*** Source data Section Begins ***

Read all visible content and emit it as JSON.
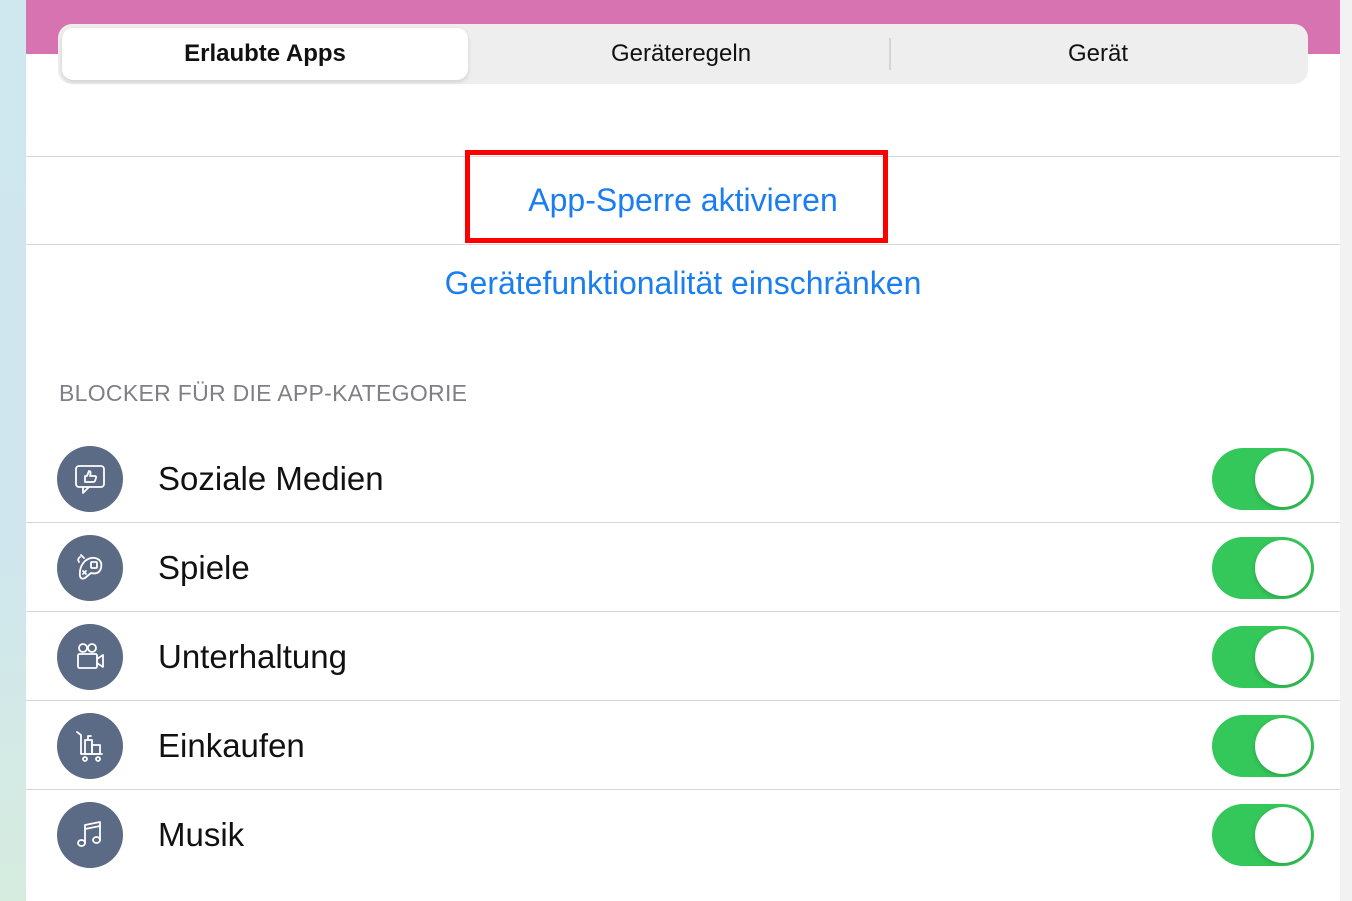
{
  "tabs": [
    {
      "label": "Erlaubte Apps",
      "active": true
    },
    {
      "label": "Geräteregeln",
      "active": false
    },
    {
      "label": "Gerät",
      "active": false
    }
  ],
  "actions": {
    "app_lock": "App-Sperre aktivieren",
    "restrict_device": "Gerätefunktionalität einschränken"
  },
  "section": {
    "header": "BLOCKER FÜR DIE APP-KATEGORIE"
  },
  "categories": [
    {
      "label": "Soziale Medien",
      "icon": "social-media-icon",
      "enabled": true
    },
    {
      "label": "Spiele",
      "icon": "games-icon",
      "enabled": true
    },
    {
      "label": "Unterhaltung",
      "icon": "entertainment-icon",
      "enabled": true
    },
    {
      "label": "Einkaufen",
      "icon": "shopping-icon",
      "enabled": true
    },
    {
      "label": "Musik",
      "icon": "music-icon",
      "enabled": true
    }
  ],
  "colors": {
    "header_accent": "#d873b1",
    "link": "#1a7ef0",
    "toggle_on": "#34c759",
    "icon_bg": "#5b6a85",
    "highlight": "#ff0000"
  }
}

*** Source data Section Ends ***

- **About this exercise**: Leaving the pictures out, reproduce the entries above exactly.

- **Response to the exercise**:
Read all visible content and emit it as JSON.
{
  "tabs": [
    {
      "label": "Erlaubte Apps",
      "active": true
    },
    {
      "label": "Geräteregeln",
      "active": false
    },
    {
      "label": "Gerät",
      "active": false
    }
  ],
  "actions": {
    "app_lock": "App-Sperre aktivieren",
    "restrict_device": "Gerätefunktionalität einschränken"
  },
  "section": {
    "header": "BLOCKER FÜR DIE APP-KATEGORIE"
  },
  "categories": [
    {
      "label": "Soziale Medien",
      "icon": "social-media-icon",
      "enabled": true
    },
    {
      "label": "Spiele",
      "icon": "games-icon",
      "enabled": true
    },
    {
      "label": "Unterhaltung",
      "icon": "entertainment-icon",
      "enabled": true
    },
    {
      "label": "Einkaufen",
      "icon": "shopping-icon",
      "enabled": true
    },
    {
      "label": "Musik",
      "icon": "music-icon",
      "enabled": true
    }
  ],
  "colors": {
    "header_accent": "#d873b1",
    "link": "#1a7ef0",
    "toggle_on": "#34c759",
    "icon_bg": "#5b6a85",
    "highlight": "#ff0000"
  }
}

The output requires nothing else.